Entries from a dataset of interfaces:
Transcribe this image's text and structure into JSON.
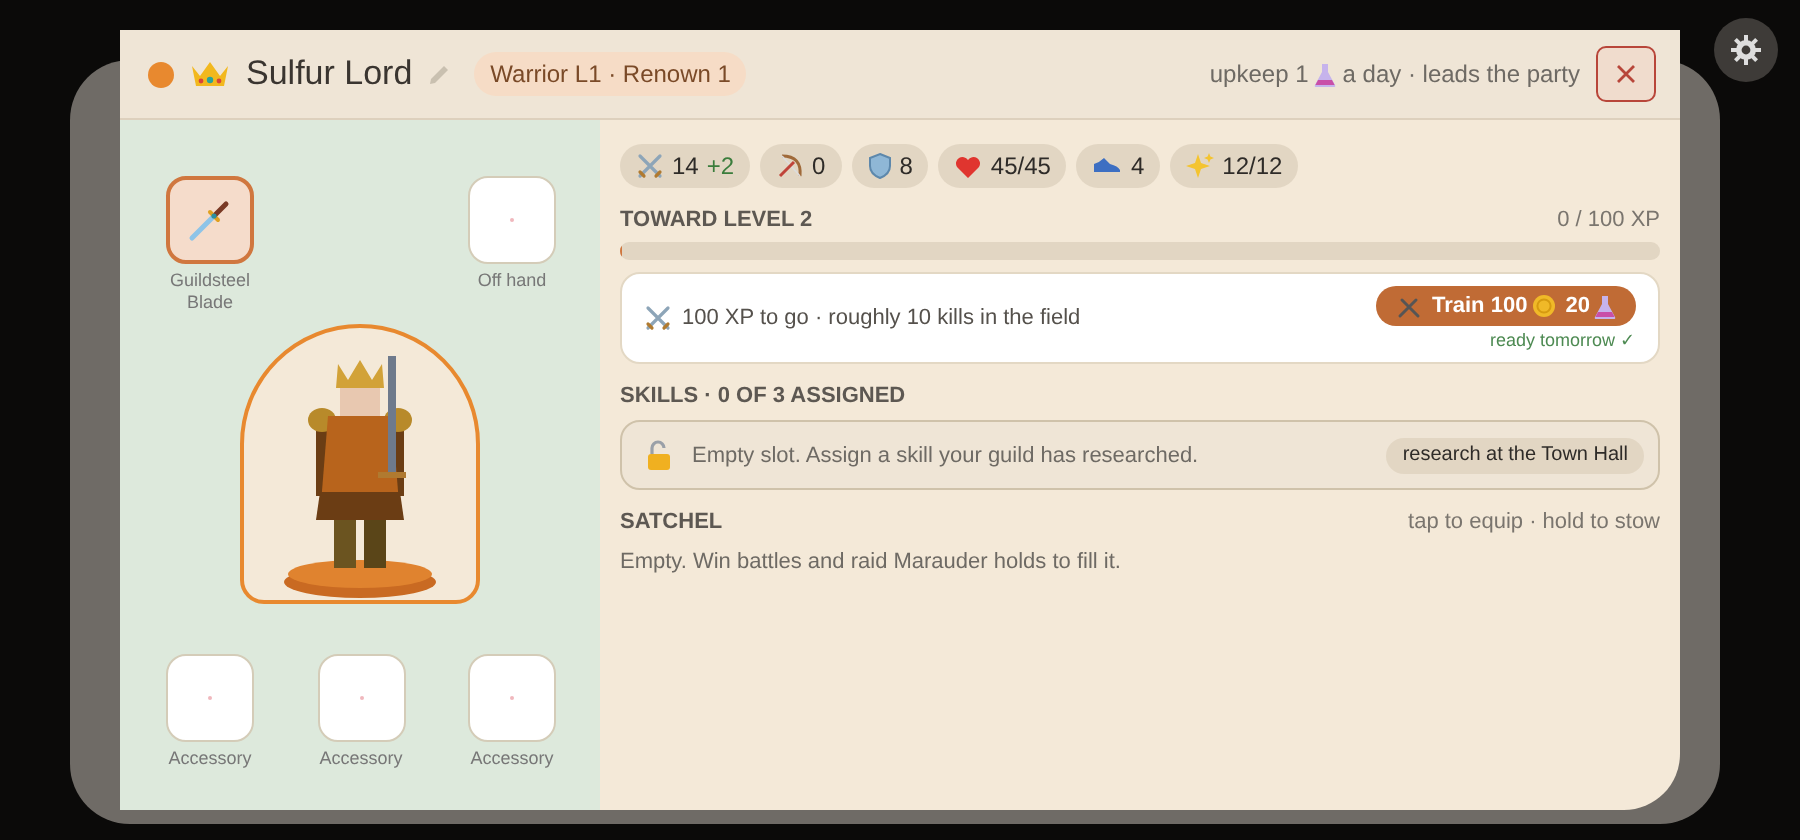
{
  "header": {
    "name": "Sulfur Lord",
    "badge": "Warrior L1 · Renown 1",
    "upkeep_before": "upkeep 1",
    "upkeep_after": "a day · leads the party"
  },
  "equipment": {
    "top": [
      {
        "label": "Guildsteel Blade",
        "filled": true
      },
      {
        "label": "Off hand",
        "filled": false
      }
    ],
    "bottom": [
      {
        "label": "Accessory",
        "filled": false
      },
      {
        "label": "Accessory",
        "filled": false
      },
      {
        "label": "Accessory",
        "filled": false
      }
    ]
  },
  "stats": [
    {
      "kind": "attack",
      "value": "14",
      "bonus": "+2"
    },
    {
      "kind": "ranged",
      "value": "0"
    },
    {
      "kind": "defense",
      "value": "8"
    },
    {
      "kind": "health",
      "value": "45/45"
    },
    {
      "kind": "speed",
      "value": "4"
    },
    {
      "kind": "magic",
      "value": "12/12"
    }
  ],
  "xp": {
    "title": "TOWARD LEVEL 2",
    "reading": "0 / 100 XP",
    "level": 0
  },
  "hint": {
    "text": "100 XP to go · roughly 10 kills in the field",
    "train_label": "Train",
    "gold": "100",
    "potions": "20",
    "note": "ready tomorrow ✓"
  },
  "skills": {
    "title": "SKILLS · 0 OF 3 ASSIGNED",
    "slot_text": "Empty slot. Assign a skill your guild has researched.",
    "action": "research at the Town Hall"
  },
  "satchel": {
    "title": "SATCHEL",
    "hint": "tap to equip · hold to stow",
    "text": "Empty. Win battles and raid Marauder holds to fill it."
  }
}
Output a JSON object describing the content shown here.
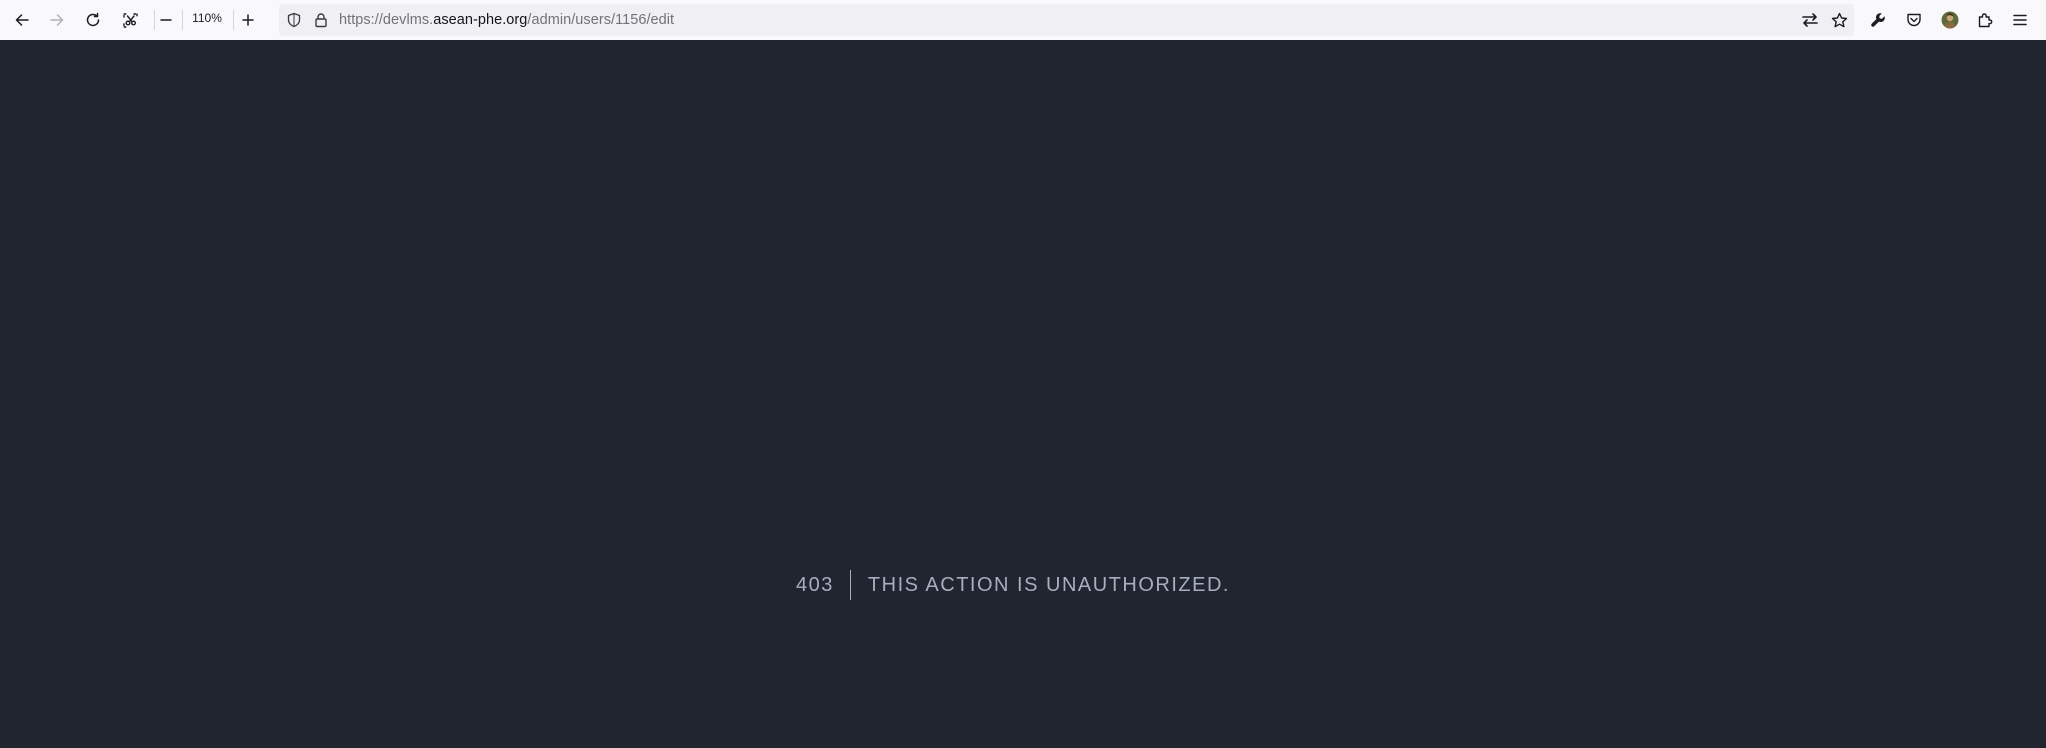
{
  "browser": {
    "zoom_level": "110%",
    "url": {
      "prefix": "https://devlms.",
      "host": "asean-phe.org",
      "path": "/admin/users/1156/edit"
    },
    "icons": {
      "back": "arrow-left-icon",
      "forward": "arrow-right-icon",
      "reload": "reload-icon",
      "screenshot": "screenshot-icon",
      "zoom_out": "minus-icon",
      "zoom_in": "plus-icon",
      "tracking": "shield-icon",
      "security": "lock-icon",
      "translate": "swap-arrows-icon",
      "bookmark": "star-icon",
      "devtools": "wrench-icon",
      "pocket": "pocket-icon",
      "profile": "avatar-icon",
      "extensions": "puzzle-icon",
      "menu": "hamburger-icon"
    }
  },
  "page": {
    "error_code": "403",
    "error_message": "This action is unauthorized.",
    "colors": {
      "background": "#212530",
      "text": "#a6aebf"
    }
  }
}
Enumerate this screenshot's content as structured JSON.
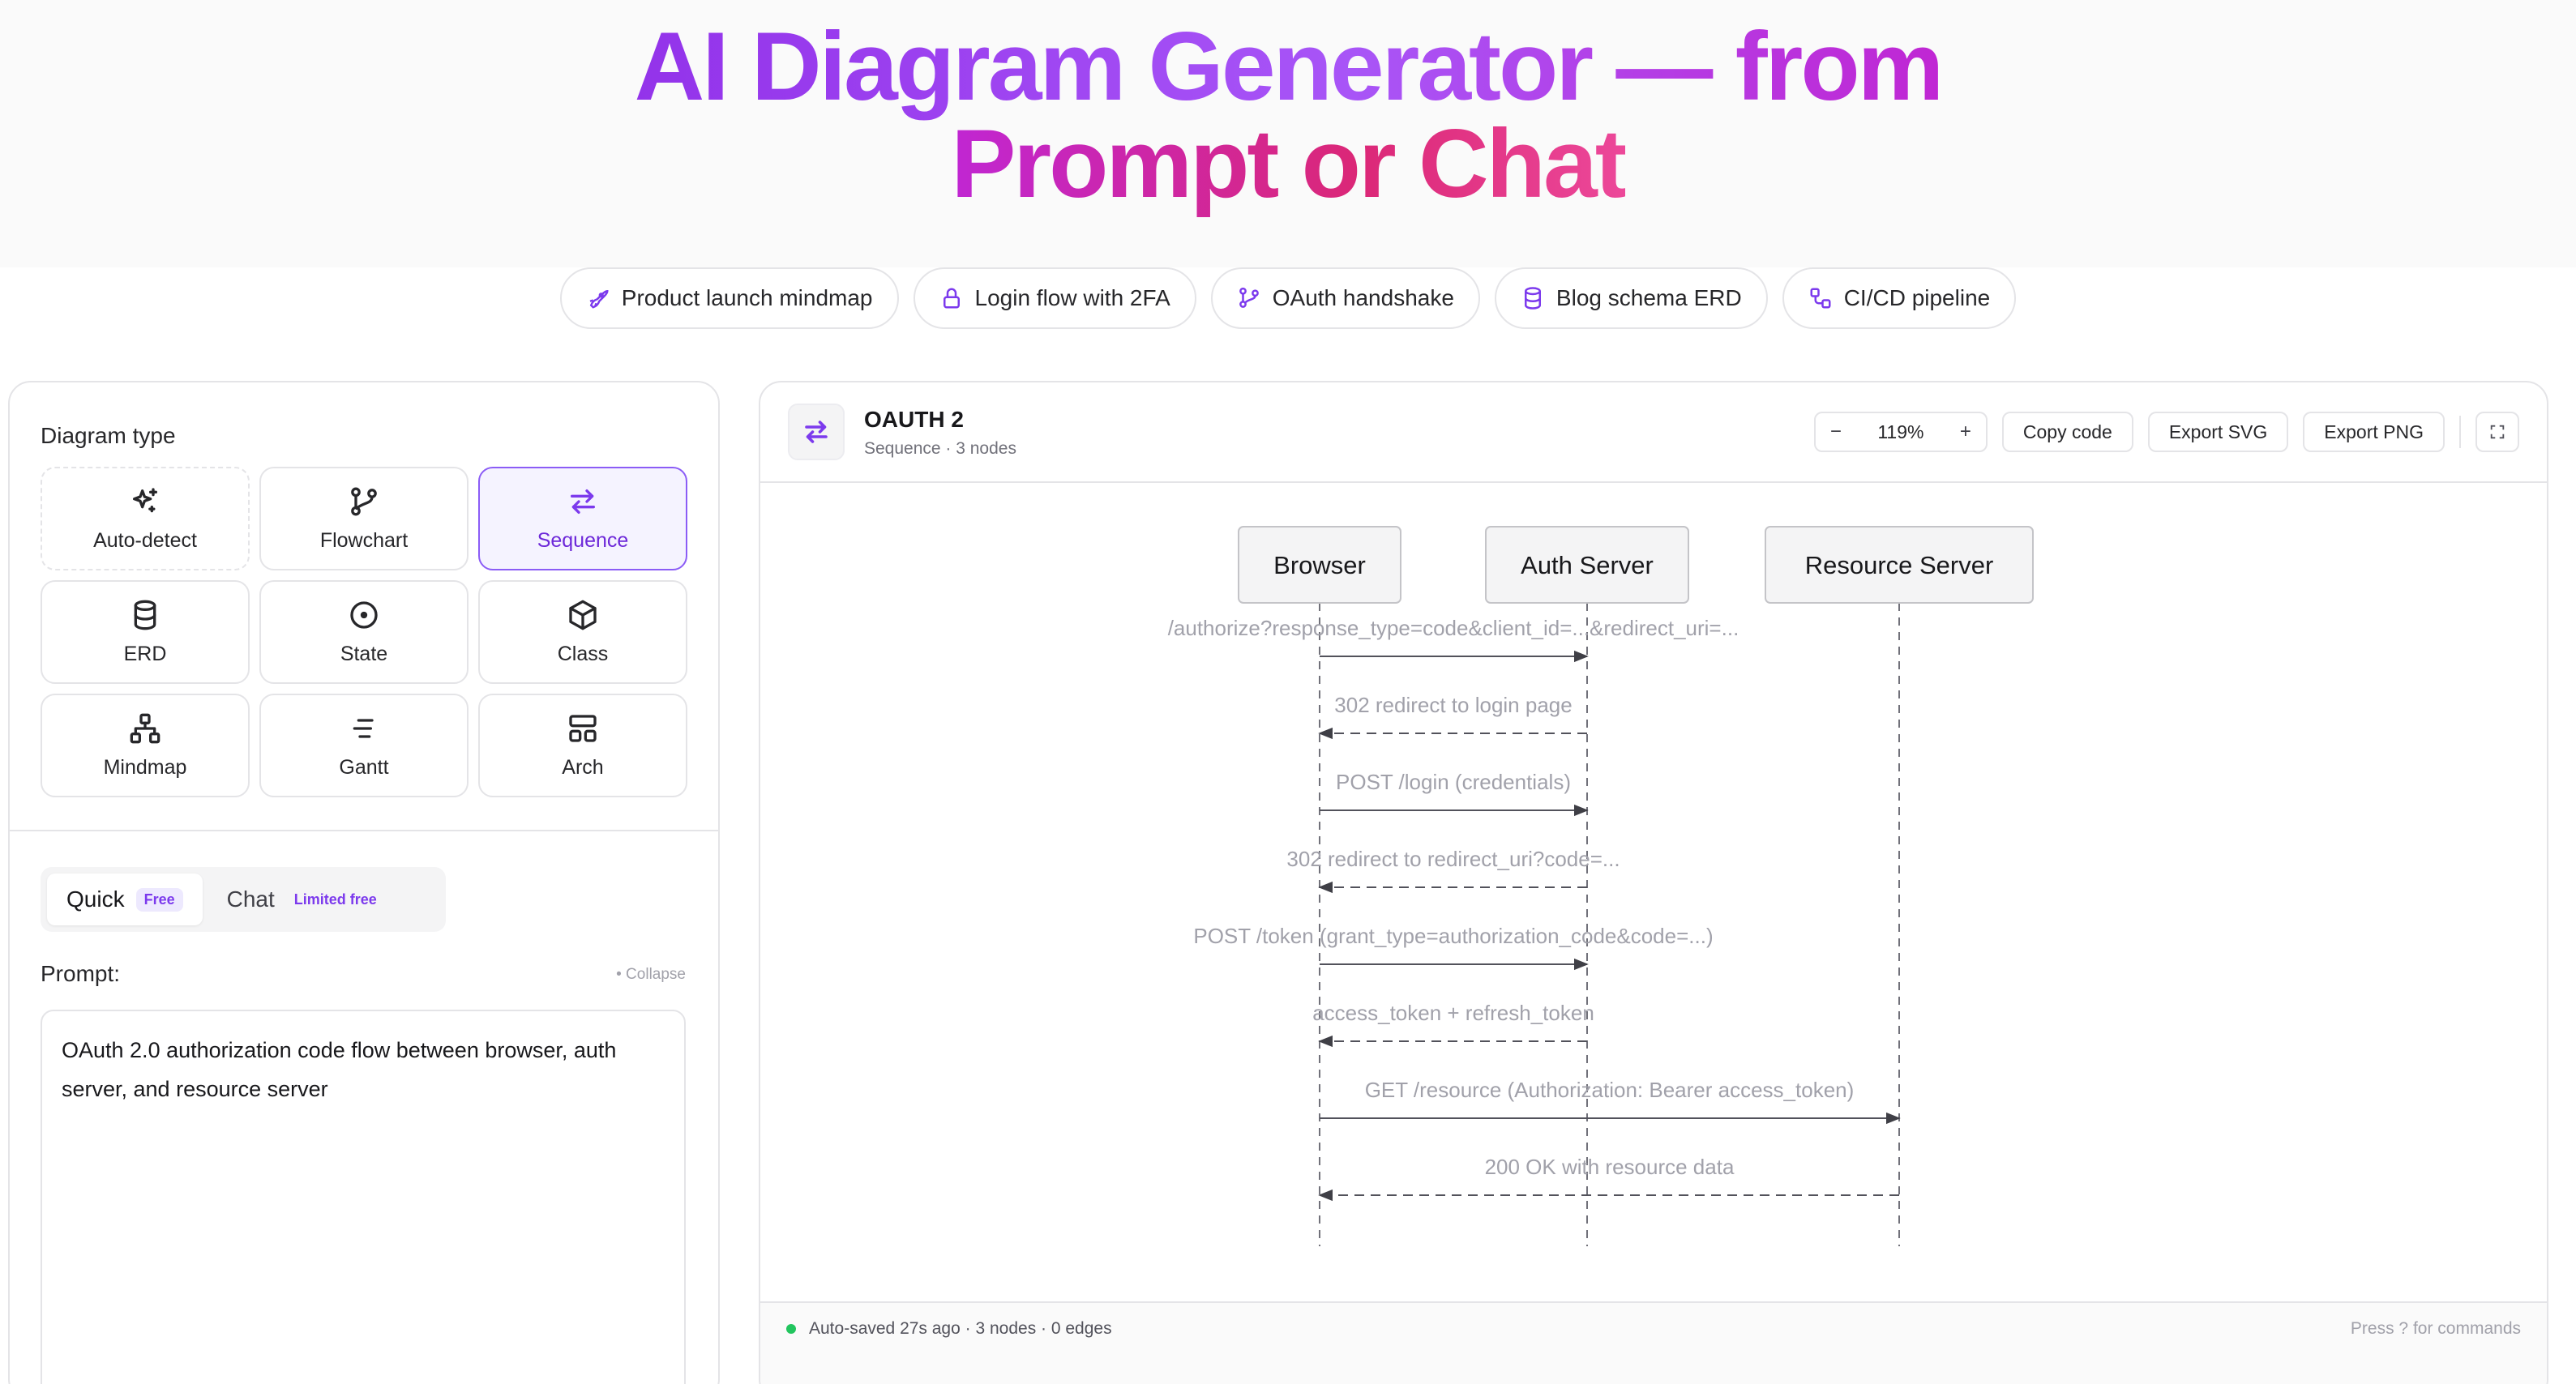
{
  "hero": {
    "line1": "AI Diagram Generator — from",
    "line2": "Prompt or Chat"
  },
  "examples": [
    {
      "label": "Product launch mindmap",
      "icon": "rocket-icon"
    },
    {
      "label": "Login flow with 2FA",
      "icon": "lock-icon"
    },
    {
      "label": "OAuth handshake",
      "icon": "branch-icon"
    },
    {
      "label": "Blog schema ERD",
      "icon": "database-icon"
    },
    {
      "label": "CI/CD pipeline",
      "icon": "workflow-icon"
    }
  ],
  "sidebar": {
    "diagram_type_label": "Diagram type",
    "types": [
      {
        "label": "Auto-detect",
        "icon": "sparkles-icon"
      },
      {
        "label": "Flowchart",
        "icon": "git-branch-icon"
      },
      {
        "label": "Sequence",
        "icon": "arrows-left-right-icon",
        "selected": true
      },
      {
        "label": "ERD",
        "icon": "database-icon"
      },
      {
        "label": "State",
        "icon": "circle-dot-icon"
      },
      {
        "label": "Class",
        "icon": "box-icon"
      },
      {
        "label": "Mindmap",
        "icon": "network-icon"
      },
      {
        "label": "Gantt",
        "icon": "gantt-icon"
      },
      {
        "label": "Arch",
        "icon": "layout-icon"
      }
    ],
    "modes": [
      {
        "label": "Quick",
        "badge": "Free",
        "active": true
      },
      {
        "label": "Chat",
        "badge": "Limited free",
        "active": false
      }
    ],
    "prompt_label": "Prompt:",
    "collapse_label": "• Collapse",
    "prompt_value": "OAuth 2.0 authorization code flow between browser, auth server, and resource server"
  },
  "canvas": {
    "title": "OAUTH 2",
    "subtitle": "Sequence · 3 nodes",
    "zoom_minus": "−",
    "zoom_level": "119%",
    "zoom_plus": "+",
    "copy_code": "Copy code",
    "export_svg": "Export SVG",
    "export_png": "Export PNG",
    "accent": "#7c3aed"
  },
  "sequence": {
    "participants": [
      "Browser",
      "Auth Server",
      "Resource Server"
    ],
    "messages": [
      {
        "from": 0,
        "to": 1,
        "text": "/authorize?response_type=code&client_id=...&redirect_uri=...",
        "dashed": false
      },
      {
        "from": 1,
        "to": 0,
        "text": "302 redirect to login page",
        "dashed": true
      },
      {
        "from": 0,
        "to": 1,
        "text": "POST /login (credentials)",
        "dashed": false
      },
      {
        "from": 1,
        "to": 0,
        "text": "302 redirect to redirect_uri?code=...",
        "dashed": true
      },
      {
        "from": 0,
        "to": 1,
        "text": "POST /token (grant_type=authorization_code&code=...)",
        "dashed": false
      },
      {
        "from": 1,
        "to": 0,
        "text": "access_token + refresh_token",
        "dashed": true
      },
      {
        "from": 0,
        "to": 2,
        "text": "GET /resource (Authorization: Bearer access_token)",
        "dashed": false
      },
      {
        "from": 2,
        "to": 0,
        "text": "200 OK with resource data",
        "dashed": true
      }
    ]
  },
  "status": {
    "left": "Auto-saved 27s ago · 3 nodes · 0 edges",
    "right": "Press ? for commands"
  }
}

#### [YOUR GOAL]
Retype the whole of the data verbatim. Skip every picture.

#### [RESPONSE BELOW]
Transcribe this image's text and structure into JSON.
{
  "header": {
    "name": "Sulfur Lord",
    "badge": "Warrior L1 · Renown 1",
    "upkeep_before": "upkeep 1",
    "upkeep_after": "a day · leads the party"
  },
  "equipment": {
    "top": [
      {
        "label": "Guildsteel Blade",
        "filled": true
      },
      {
        "label": "Off hand",
        "filled": false
      }
    ],
    "bottom": [
      {
        "label": "Accessory",
        "filled": false
      },
      {
        "label": "Accessory",
        "filled": false
      },
      {
        "label": "Accessory",
        "filled": false
      }
    ]
  },
  "stats": [
    {
      "kind": "attack",
      "value": "14",
      "bonus": "+2"
    },
    {
      "kind": "ranged",
      "value": "0"
    },
    {
      "kind": "defense",
      "value": "8"
    },
    {
      "kind": "health",
      "value": "45/45"
    },
    {
      "kind": "speed",
      "value": "4"
    },
    {
      "kind": "magic",
      "value": "12/12"
    }
  ],
  "xp": {
    "title": "TOWARD LEVEL 2",
    "reading": "0 / 100 XP",
    "level": 0
  },
  "hint": {
    "text": "100 XP to go · roughly 10 kills in the field",
    "train_label": "Train",
    "gold": "100",
    "potions": "20",
    "note": "ready tomorrow ✓"
  },
  "skills": {
    "title": "SKILLS · 0 OF 3 ASSIGNED",
    "slot_text": "Empty slot. Assign a skill your guild has researched.",
    "action": "research at the Town Hall"
  },
  "satchel": {
    "title": "SATCHEL",
    "hint": "tap to equip · hold to stow",
    "text": "Empty. Win battles and raid Marauder holds to fill it."
  }
}
Output a JSON object describing the content shown here.
{
  "browser": {
    "zoom_level": "110%",
    "url": {
      "prefix": "https://devlms.",
      "host": "asean-phe.org",
      "path": "/admin/users/1156/edit"
    },
    "icons": {
      "back": "arrow-left-icon",
      "forward": "arrow-right-icon",
      "reload": "reload-icon",
      "screenshot": "screenshot-icon",
      "zoom_out": "minus-icon",
      "zoom_in": "plus-icon",
      "tracking": "shield-icon",
      "security": "lock-icon",
      "translate": "swap-arrows-icon",
      "bookmark": "star-icon",
      "devtools": "wrench-icon",
      "pocket": "pocket-icon",
      "profile": "avatar-icon",
      "extensions": "puzzle-icon",
      "menu": "hamburger-icon"
    }
  },
  "page": {
    "error_code": "403",
    "error_message": "This action is unauthorized.",
    "colors": {
      "background": "#212530",
      "text": "#a6aebf"
    }
  }
}
Enumerate this screenshot's content as structured JSON.
{
  "hero": {
    "line1": "AI Diagram Generator — from",
    "line2": "Prompt or Chat"
  },
  "examples": [
    {
      "label": "Product launch mindmap",
      "icon": "rocket-icon"
    },
    {
      "label": "Login flow with 2FA",
      "icon": "lock-icon"
    },
    {
      "label": "OAuth handshake",
      "icon": "branch-icon"
    },
    {
      "label": "Blog schema ERD",
      "icon": "database-icon"
    },
    {
      "label": "CI/CD pipeline",
      "icon": "workflow-icon"
    }
  ],
  "sidebar": {
    "diagram_type_label": "Diagram type",
    "types": [
      {
        "label": "Auto-detect",
        "icon": "sparkles-icon"
      },
      {
        "label": "Flowchart",
        "icon": "git-branch-icon"
      },
      {
        "label": "Sequence",
        "icon": "arrows-left-right-icon",
        "selected": true
      },
      {
        "label": "ERD",
        "icon": "database-icon"
      },
      {
        "label": "State",
        "icon": "circle-dot-icon"
      },
      {
        "label": "Class",
        "icon": "box-icon"
      },
      {
        "label": "Mindmap",
        "icon": "network-icon"
      },
      {
        "label": "Gantt",
        "icon": "gantt-icon"
      },
      {
        "label": "Arch",
        "icon": "layout-icon"
      }
    ],
    "modes": [
      {
        "label": "Quick",
        "badge": "Free",
        "active": true
      },
      {
        "label": "Chat",
        "badge": "Limited free",
        "active": false
      }
    ],
    "prompt_label": "Prompt:",
    "collapse_label": "• Collapse",
    "prompt_value": "OAuth 2.0 authorization code flow between browser, auth server, and resource server"
  },
  "canvas": {
    "title": "OAUTH 2",
    "subtitle": "Sequence · 3 nodes",
    "zoom_minus": "−",
    "zoom_level": "119%",
    "zoom_plus": "+",
    "copy_code": "Copy code",
    "export_svg": "Export SVG",
    "export_png": "Export PNG",
    "accent": "#7c3aed"
  },
  "sequence": {
    "participants": [
      "Browser",
      "Auth Server",
      "Resource Server"
    ],
    "messages": [
      {
        "from": 0,
        "to": 1,
        "text": "/authorize?response_type=code&client_id=...&redirect_uri=...",
        "dashed": false
      },
      {
        "from": 1,
        "to": 0,
        "text": "302 redirect to login page",
        "dashed": true
      },
      {
        "from": 0,
        "to": 1,
        "text": "POST /login (credentials)",
        "dashed": false
      },
      {
        "from": 1,
        "to": 0,
        "text": "302 redirect to redirect_uri?code=...",
        "dashed": true
      },
      {
        "from": 0,
        "to": 1,
        "text": "POST /token (grant_type=authorization_code&code=...)",
        "dashed": false
      },
      {
        "from": 1,
        "to": 0,
        "text": "access_token + refresh_token",
        "dashed": true
      },
      {
        "from": 0,
        "to": 2,
        "text": "GET /resource (Authorization: Bearer access_token)",
        "dashed": false
      },
      {
        "from": 2,
        "to": 0,
        "text": "200 OK with resource data",
        "dashed": true
      }
    ]
  },
  "status": {
    "left": "Auto-saved 27s ago · 3 nodes · 0 edges",
    "right": "Press ? for commands"
  }
}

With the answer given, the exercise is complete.